INSTRUCTIONS FOR THE TASK :: How many lines in the records below contain the word "Cumartesi"? State that number and nothing more.

- Opening Delimiter -

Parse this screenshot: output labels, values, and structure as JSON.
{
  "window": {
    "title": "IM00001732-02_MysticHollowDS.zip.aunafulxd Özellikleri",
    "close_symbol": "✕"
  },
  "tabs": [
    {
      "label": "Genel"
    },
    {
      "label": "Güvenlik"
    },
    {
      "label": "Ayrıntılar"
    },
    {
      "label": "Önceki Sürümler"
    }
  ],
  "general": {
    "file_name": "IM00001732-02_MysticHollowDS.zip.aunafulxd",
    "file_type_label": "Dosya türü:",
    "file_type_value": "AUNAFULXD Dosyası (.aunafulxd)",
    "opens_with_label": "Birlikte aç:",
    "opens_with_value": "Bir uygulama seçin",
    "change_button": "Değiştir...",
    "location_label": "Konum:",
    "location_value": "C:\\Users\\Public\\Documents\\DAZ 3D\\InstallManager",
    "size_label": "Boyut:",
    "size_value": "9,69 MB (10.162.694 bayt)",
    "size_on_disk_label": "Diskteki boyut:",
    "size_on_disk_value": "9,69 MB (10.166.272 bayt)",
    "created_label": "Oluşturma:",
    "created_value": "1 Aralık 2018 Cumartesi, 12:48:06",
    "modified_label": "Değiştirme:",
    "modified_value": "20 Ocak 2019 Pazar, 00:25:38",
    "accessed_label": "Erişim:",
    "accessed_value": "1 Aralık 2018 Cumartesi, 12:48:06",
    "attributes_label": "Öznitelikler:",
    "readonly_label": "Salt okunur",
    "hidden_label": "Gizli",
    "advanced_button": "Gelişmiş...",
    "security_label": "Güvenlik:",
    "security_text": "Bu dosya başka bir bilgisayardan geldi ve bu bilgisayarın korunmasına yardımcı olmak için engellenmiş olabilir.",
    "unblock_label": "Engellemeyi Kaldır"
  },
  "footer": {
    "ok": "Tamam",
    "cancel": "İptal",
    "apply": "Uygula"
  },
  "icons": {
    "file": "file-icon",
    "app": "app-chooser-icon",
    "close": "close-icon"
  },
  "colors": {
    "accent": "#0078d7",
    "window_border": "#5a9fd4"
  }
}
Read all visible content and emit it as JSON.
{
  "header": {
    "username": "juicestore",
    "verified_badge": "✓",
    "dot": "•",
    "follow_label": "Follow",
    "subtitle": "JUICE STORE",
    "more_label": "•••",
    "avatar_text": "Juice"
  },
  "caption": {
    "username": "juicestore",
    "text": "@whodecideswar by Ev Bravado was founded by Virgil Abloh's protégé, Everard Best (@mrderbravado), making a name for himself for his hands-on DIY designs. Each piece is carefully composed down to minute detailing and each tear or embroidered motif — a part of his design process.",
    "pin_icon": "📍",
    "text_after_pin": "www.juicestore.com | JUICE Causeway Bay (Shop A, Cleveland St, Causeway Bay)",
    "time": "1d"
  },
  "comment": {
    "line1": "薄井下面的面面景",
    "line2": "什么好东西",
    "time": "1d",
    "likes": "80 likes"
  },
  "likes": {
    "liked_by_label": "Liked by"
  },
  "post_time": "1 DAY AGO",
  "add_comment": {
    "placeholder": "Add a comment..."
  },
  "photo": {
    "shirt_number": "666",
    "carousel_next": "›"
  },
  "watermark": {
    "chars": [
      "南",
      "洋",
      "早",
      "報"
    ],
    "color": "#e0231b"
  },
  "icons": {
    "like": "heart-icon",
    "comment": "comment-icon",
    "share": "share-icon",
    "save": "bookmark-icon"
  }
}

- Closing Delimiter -

RESULT OF THE TASK :: 2